They also found that the use of higher average chunk sizes, in range of 70 to 80 kilobytes, together with chunk compression, could preserve the high deduplication savings typically associated with much smaller chunk sizes—4 to 8 kilobytes—that previously have been used in the context of backup data deduplication. This has huge implications for a primary data server, because larger chunk sizes reduce chunk metadata and the number of chunks stored in the system, leading to increased efficiencies in many parts of the pipeline, from deduplicating data to serving data.
From Research to Production
The Microsoft Research team contributed in three key areas in designing and building a production-quality data deduplication feature in Windows Server 8: data chunking, indexing for detecting duplicate data, and data partitioning.
For the first contribution, Sengupta and Li devised a new data-chunking algorithm, called regression chunking, that achieves a more uniform chunk-size distribution and increased deduplication savings.
Their second contribution was the indexing system for detecting duplicate data.

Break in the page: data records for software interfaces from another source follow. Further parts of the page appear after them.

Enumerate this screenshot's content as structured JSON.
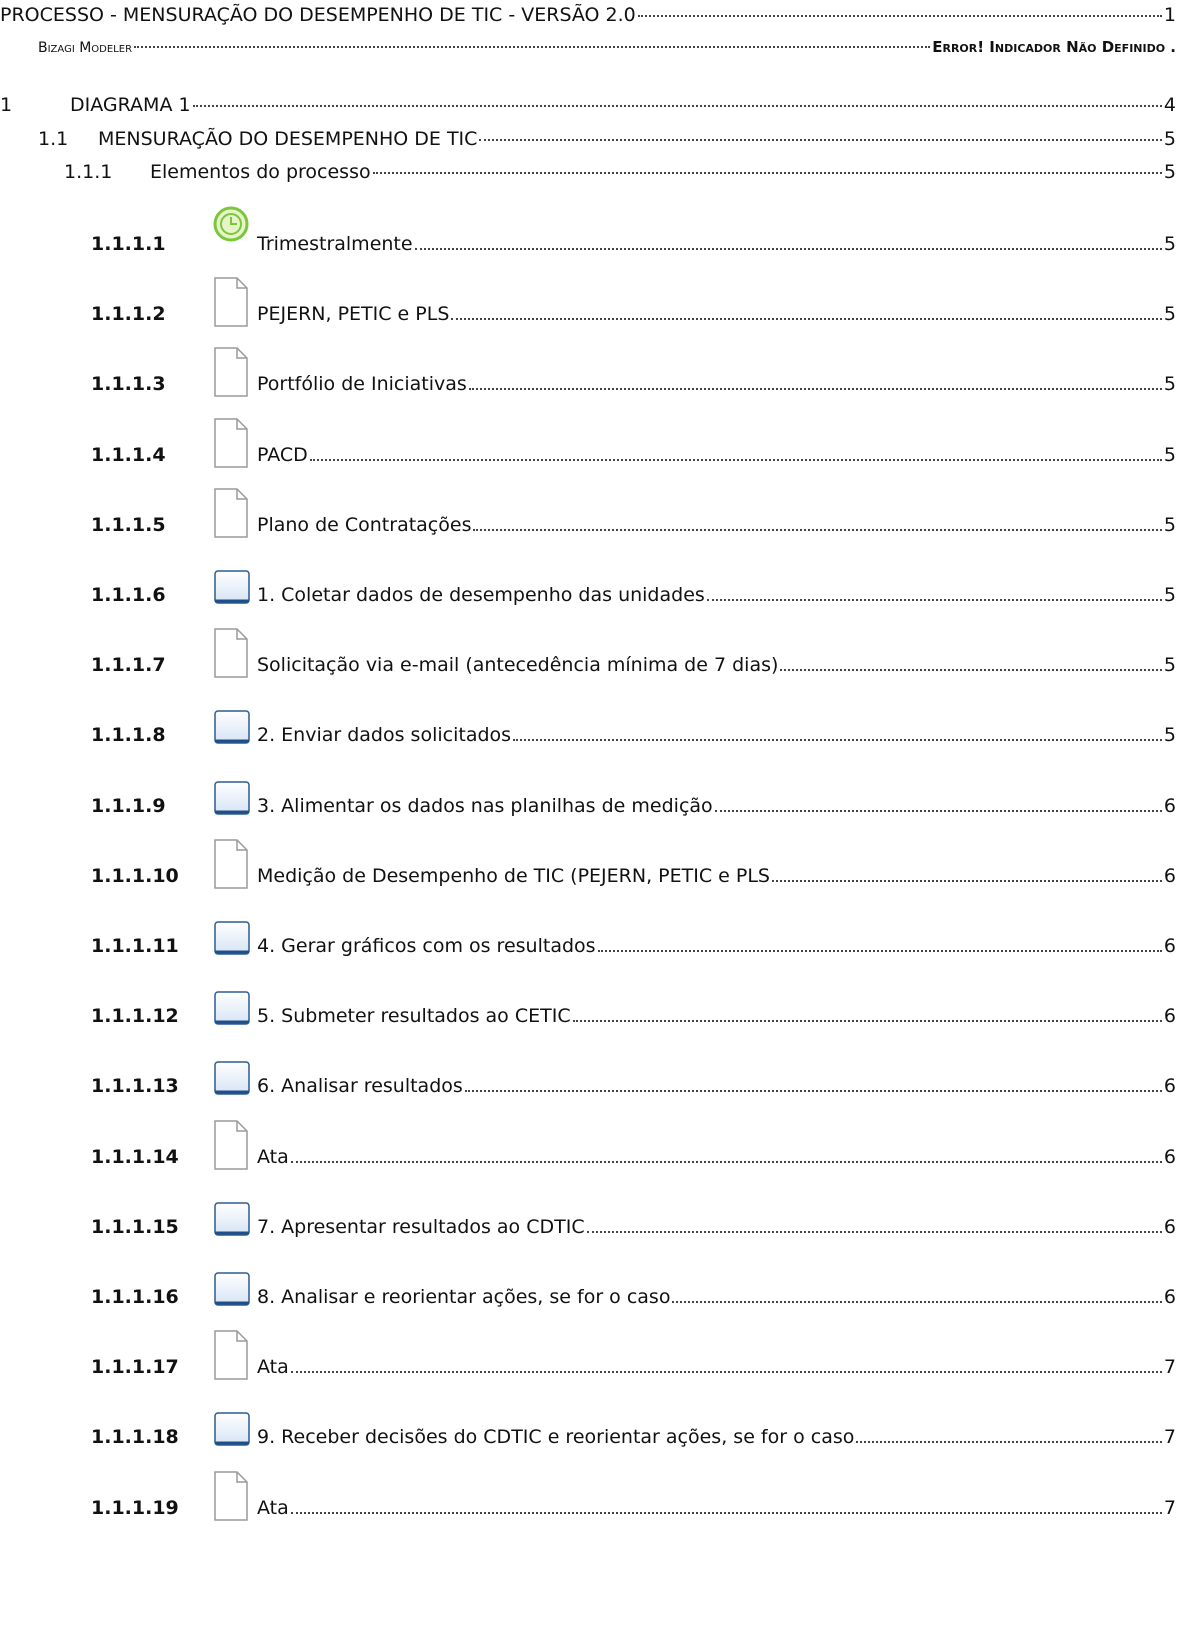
{
  "toc": {
    "heading": {
      "title": "PROCESSO - MENSURAÇÃO DO DESEMPENHO DE TIC - VERSÃO 2.0",
      "page": "1"
    },
    "modeler": {
      "title": "Bizagi Modeler",
      "page": "Error! Indicador Não Definido ."
    },
    "diagram": {
      "num": "1",
      "title": "DIAGRAMA 1",
      "page": "4"
    },
    "process": {
      "num": "1.1",
      "title": "MENSURAÇÃO DO DESEMPENHO DE TIC",
      "page": "5"
    },
    "elements": {
      "num": "1.1.1",
      "title": "Elementos do processo",
      "page": "5"
    },
    "items": [
      {
        "num": "1.1.1.1",
        "icon": "timer-event-icon",
        "title": "Trimestralmente",
        "page": "5"
      },
      {
        "num": "1.1.1.2",
        "icon": "document-icon",
        "title": "PEJERN, PETIC e PLS",
        "page": "5"
      },
      {
        "num": "1.1.1.3",
        "icon": "document-icon",
        "title": "Portfólio de Iniciativas",
        "page": "5"
      },
      {
        "num": "1.1.1.4",
        "icon": "document-icon",
        "title": "PACD",
        "page": "5"
      },
      {
        "num": "1.1.1.5",
        "icon": "document-icon",
        "title": "Plano de Contratações",
        "page": "5"
      },
      {
        "num": "1.1.1.6",
        "icon": "task-icon",
        "title": "1. Coletar dados de desempenho das unidades",
        "page": "5"
      },
      {
        "num": "1.1.1.7",
        "icon": "document-icon",
        "title": "Solicitação via e-mail (antecedência mínima de 7 dias)",
        "page": "5"
      },
      {
        "num": "1.1.1.8",
        "icon": "task-icon",
        "title": "2. Enviar dados solicitados",
        "page": "5"
      },
      {
        "num": "1.1.1.9",
        "icon": "task-icon",
        "title": "3. Alimentar os dados nas planilhas de medição",
        "page": "6"
      },
      {
        "num": "1.1.1.10",
        "icon": "document-icon",
        "title": "Medição de Desempenho de TIC (PEJERN, PETIC e PLS",
        "page": "6"
      },
      {
        "num": "1.1.1.11",
        "icon": "task-icon",
        "title": "4. Gerar gráficos com os resultados",
        "page": "6"
      },
      {
        "num": "1.1.1.12",
        "icon": "task-icon",
        "title": "5. Submeter resultados ao CETIC",
        "page": "6"
      },
      {
        "num": "1.1.1.13",
        "icon": "task-icon",
        "title": "6. Analisar resultados",
        "page": "6"
      },
      {
        "num": "1.1.1.14",
        "icon": "document-icon",
        "title": "Ata",
        "page": "6"
      },
      {
        "num": "1.1.1.15",
        "icon": "task-icon",
        "title": "7. Apresentar resultados ao CDTIC",
        "page": "6"
      },
      {
        "num": "1.1.1.16",
        "icon": "task-icon",
        "title": "8. Analisar e reorientar ações, se for o caso",
        "page": "6"
      },
      {
        "num": "1.1.1.17",
        "icon": "document-icon",
        "title": "Ata",
        "page": "7"
      },
      {
        "num": "1.1.1.18",
        "icon": "task-icon",
        "title": "9. Receber decisões do CDTIC e reorientar ações, se for o caso",
        "page": "7"
      },
      {
        "num": "1.1.1.19",
        "icon": "document-icon",
        "title": "Ata",
        "page": "7"
      }
    ]
  }
}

The researchers used ideas from their ChunkStash research project to deliver a highly efficient chunk-indexing module that makes light use of CPU, memory, and disk resources.
“Indexing is usually a big bottleneck in deduplication,” Sengupta says. “It’s a big challenge to build a scalable, high-performance index to identify the duplicate chunks without slowing down performance.”
In the third contribution, the Microsoft researchers worked with the product team to devise a data-partitioning technique that scales up as a data set grows. Partitioning data enables the deduplication process to work across a smaller set of files, reducing resource consumption.
Through data analysis, they found that two partitioning strategies—partitioning by file type or by file-system-directory hierarchy—work well in terms of negligible to marginal loss in deduplication quality through partitioned processing. The system also includes an optional reconciliation process that can be used to deduplicate across partitions if significant additional space savings can be extracted.
Finally, the Microsoft Research team worked with the Windows Server team to write production code for the new data deduplication feature in Windows Server 8. For a time, Sengupta and Li wore two hats—working both on research on deduplication and writing code for use in Windows Server 8. They were joined by Microsoft Research colleagues Kirk Olynyk, a senior research software-design engineer, and Sanjeev Mehrotra, a principal software architect, in shipping production code to the Windows Server 8 team.
“It was a great collaboration between Microsoft Research and the product team,” Li says. “We got very good feedback from the team, and some of the challenges they posed to us helped make the product better.”
Evidence of that is in the results Windows Server 8 will yield in terms of reducing the need for server storage. In one recent demo, a virtual-hard-drive (VHD) store holding 10 terabytes of VHD files consumed only 400 gigabytes of disk space. In this instance, as much as 96 percent of the data was detected as duplicate and then eliminated, because of the presence of identical or slightly different operating-system and application-software files in the VHDs.
Windows Server 8 was shown in mid-September during Microsoft’s BUILD conference, and a preview edition is available to developers, with final release expected in 2012. Its data deduplication capability has been widely praised. A “killer feature,” wrote ITWorld. “An impressive feature that should do wonders for storage efficiency and network utilization,” added Windows IT Pro. Ars Technica added to the chorus: “Microsoft demonstrations of the technology reduced the disk footprint of a [virtual desktop infrastructure] server by some 96 percent.”
The Windows Server 8 team also is happy with the new addition to their product.
“We are very pleased with the end result of the collaboration with Microsoft Research,” Pfenning says. “It’s great to see research work coming through in a product that we expect to bring tremendous customer value.”